**The problem**
Copies of all lines containing the string "into" are needed from the data below.

=== Input data ===

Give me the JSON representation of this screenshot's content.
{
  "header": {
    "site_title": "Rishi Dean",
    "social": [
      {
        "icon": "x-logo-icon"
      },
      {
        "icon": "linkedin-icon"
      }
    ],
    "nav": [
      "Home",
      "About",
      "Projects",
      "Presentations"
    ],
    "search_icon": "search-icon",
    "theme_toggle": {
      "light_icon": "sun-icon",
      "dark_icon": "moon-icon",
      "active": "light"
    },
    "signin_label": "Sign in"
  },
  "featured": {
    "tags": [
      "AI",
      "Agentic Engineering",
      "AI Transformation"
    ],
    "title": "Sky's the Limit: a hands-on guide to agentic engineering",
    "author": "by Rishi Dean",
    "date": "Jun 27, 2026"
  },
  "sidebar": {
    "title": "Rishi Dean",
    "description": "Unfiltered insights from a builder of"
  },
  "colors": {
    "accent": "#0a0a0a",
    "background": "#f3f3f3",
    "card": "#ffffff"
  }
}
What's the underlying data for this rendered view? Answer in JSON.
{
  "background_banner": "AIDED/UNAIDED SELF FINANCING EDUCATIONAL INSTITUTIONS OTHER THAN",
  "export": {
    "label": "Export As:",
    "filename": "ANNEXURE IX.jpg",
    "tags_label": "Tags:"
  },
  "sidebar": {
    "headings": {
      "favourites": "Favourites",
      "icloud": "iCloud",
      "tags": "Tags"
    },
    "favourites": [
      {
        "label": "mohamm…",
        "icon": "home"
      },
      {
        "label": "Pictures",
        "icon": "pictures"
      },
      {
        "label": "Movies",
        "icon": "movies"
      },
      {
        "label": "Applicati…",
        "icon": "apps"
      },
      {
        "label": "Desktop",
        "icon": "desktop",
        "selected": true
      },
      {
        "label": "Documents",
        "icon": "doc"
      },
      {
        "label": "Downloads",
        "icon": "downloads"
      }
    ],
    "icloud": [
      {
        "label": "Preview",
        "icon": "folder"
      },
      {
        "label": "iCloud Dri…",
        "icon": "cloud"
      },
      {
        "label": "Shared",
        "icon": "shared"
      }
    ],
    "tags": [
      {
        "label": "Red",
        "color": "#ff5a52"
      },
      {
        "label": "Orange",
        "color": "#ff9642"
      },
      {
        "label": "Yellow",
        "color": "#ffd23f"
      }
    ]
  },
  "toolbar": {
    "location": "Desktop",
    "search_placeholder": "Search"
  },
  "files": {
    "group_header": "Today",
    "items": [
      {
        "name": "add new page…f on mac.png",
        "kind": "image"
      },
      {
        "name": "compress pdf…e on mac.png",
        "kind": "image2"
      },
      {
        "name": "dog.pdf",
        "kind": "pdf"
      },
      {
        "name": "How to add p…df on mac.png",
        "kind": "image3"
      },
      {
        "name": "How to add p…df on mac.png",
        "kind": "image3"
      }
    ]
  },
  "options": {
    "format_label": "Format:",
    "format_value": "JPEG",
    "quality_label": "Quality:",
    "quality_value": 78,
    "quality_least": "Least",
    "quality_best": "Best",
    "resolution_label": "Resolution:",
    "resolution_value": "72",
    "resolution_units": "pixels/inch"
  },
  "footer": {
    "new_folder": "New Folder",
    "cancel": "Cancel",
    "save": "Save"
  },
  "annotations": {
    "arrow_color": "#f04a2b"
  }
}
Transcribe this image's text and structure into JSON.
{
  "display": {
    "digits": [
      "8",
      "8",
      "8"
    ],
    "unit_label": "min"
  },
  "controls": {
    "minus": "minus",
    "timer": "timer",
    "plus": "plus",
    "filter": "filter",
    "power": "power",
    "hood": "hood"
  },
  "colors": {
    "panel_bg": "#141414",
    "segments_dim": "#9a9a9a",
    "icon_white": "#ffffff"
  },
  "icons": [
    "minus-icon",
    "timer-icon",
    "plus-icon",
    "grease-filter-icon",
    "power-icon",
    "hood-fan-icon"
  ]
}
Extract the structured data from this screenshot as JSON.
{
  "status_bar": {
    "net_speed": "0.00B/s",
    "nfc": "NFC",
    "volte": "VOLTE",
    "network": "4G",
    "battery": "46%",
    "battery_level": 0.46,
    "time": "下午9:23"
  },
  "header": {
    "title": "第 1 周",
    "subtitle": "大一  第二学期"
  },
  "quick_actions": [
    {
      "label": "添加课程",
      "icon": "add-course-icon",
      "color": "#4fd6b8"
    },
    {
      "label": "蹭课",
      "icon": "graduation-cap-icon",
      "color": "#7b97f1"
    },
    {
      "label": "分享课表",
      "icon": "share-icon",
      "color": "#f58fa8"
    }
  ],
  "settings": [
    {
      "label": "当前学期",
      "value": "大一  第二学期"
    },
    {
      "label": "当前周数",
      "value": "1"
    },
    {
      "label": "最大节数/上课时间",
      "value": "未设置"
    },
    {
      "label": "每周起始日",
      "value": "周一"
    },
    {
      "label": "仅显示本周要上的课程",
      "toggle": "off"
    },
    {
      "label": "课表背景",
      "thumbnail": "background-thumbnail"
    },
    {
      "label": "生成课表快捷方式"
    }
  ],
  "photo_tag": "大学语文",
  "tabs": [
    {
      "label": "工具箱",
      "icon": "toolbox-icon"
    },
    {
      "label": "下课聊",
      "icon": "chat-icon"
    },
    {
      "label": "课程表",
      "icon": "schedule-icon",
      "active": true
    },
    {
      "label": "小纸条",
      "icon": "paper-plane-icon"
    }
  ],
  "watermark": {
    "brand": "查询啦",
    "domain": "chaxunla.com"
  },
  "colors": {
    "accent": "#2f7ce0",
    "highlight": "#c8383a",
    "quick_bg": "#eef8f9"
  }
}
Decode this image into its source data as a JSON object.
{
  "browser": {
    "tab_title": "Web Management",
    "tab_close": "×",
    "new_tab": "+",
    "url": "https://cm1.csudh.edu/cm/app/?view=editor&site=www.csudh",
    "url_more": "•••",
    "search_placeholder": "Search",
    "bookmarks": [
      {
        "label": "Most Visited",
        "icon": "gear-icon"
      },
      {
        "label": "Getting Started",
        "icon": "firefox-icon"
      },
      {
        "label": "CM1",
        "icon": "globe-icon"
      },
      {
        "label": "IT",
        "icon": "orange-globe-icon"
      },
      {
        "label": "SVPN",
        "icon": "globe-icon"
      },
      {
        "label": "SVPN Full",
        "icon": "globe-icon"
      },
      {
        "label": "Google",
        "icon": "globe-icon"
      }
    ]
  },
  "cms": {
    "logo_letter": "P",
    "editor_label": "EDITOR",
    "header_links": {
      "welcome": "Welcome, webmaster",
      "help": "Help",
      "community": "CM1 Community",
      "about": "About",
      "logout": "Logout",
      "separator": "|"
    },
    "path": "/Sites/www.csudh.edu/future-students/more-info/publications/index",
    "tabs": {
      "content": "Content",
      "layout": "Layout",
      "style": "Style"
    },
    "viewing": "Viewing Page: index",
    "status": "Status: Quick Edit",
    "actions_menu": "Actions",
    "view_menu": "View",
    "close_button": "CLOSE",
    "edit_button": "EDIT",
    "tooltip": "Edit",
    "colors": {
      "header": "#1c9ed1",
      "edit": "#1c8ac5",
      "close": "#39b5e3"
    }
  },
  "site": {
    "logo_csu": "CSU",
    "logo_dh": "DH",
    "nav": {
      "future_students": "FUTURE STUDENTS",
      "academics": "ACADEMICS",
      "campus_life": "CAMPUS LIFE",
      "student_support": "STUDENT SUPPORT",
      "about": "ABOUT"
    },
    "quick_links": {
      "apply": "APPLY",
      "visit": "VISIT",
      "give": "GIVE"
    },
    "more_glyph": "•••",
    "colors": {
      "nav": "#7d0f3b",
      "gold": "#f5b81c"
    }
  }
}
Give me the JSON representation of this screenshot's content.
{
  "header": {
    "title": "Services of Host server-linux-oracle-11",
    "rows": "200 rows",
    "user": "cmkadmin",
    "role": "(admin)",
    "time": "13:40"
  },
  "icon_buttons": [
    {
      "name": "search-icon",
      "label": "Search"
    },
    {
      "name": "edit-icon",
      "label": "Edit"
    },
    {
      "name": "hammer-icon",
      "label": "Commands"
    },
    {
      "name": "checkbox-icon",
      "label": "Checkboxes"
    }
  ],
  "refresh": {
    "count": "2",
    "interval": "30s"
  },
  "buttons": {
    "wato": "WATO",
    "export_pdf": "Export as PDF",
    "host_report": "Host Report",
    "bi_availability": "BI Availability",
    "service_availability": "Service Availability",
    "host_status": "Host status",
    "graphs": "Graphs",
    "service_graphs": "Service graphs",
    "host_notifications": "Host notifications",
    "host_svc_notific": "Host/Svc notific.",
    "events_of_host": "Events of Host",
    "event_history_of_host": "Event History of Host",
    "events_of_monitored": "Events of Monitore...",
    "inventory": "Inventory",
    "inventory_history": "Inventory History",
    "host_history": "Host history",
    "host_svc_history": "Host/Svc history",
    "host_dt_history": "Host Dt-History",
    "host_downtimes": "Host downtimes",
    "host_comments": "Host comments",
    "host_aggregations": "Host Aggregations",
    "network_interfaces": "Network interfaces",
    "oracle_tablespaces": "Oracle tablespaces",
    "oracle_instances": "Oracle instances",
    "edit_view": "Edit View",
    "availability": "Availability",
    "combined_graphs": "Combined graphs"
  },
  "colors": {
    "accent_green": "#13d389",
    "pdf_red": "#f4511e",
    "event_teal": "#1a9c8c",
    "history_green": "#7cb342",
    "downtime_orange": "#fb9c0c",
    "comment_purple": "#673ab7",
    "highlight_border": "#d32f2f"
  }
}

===

**Response area**
Transcribe this image's text and structure into JSON.
Decode this image into its source data as a JSON object.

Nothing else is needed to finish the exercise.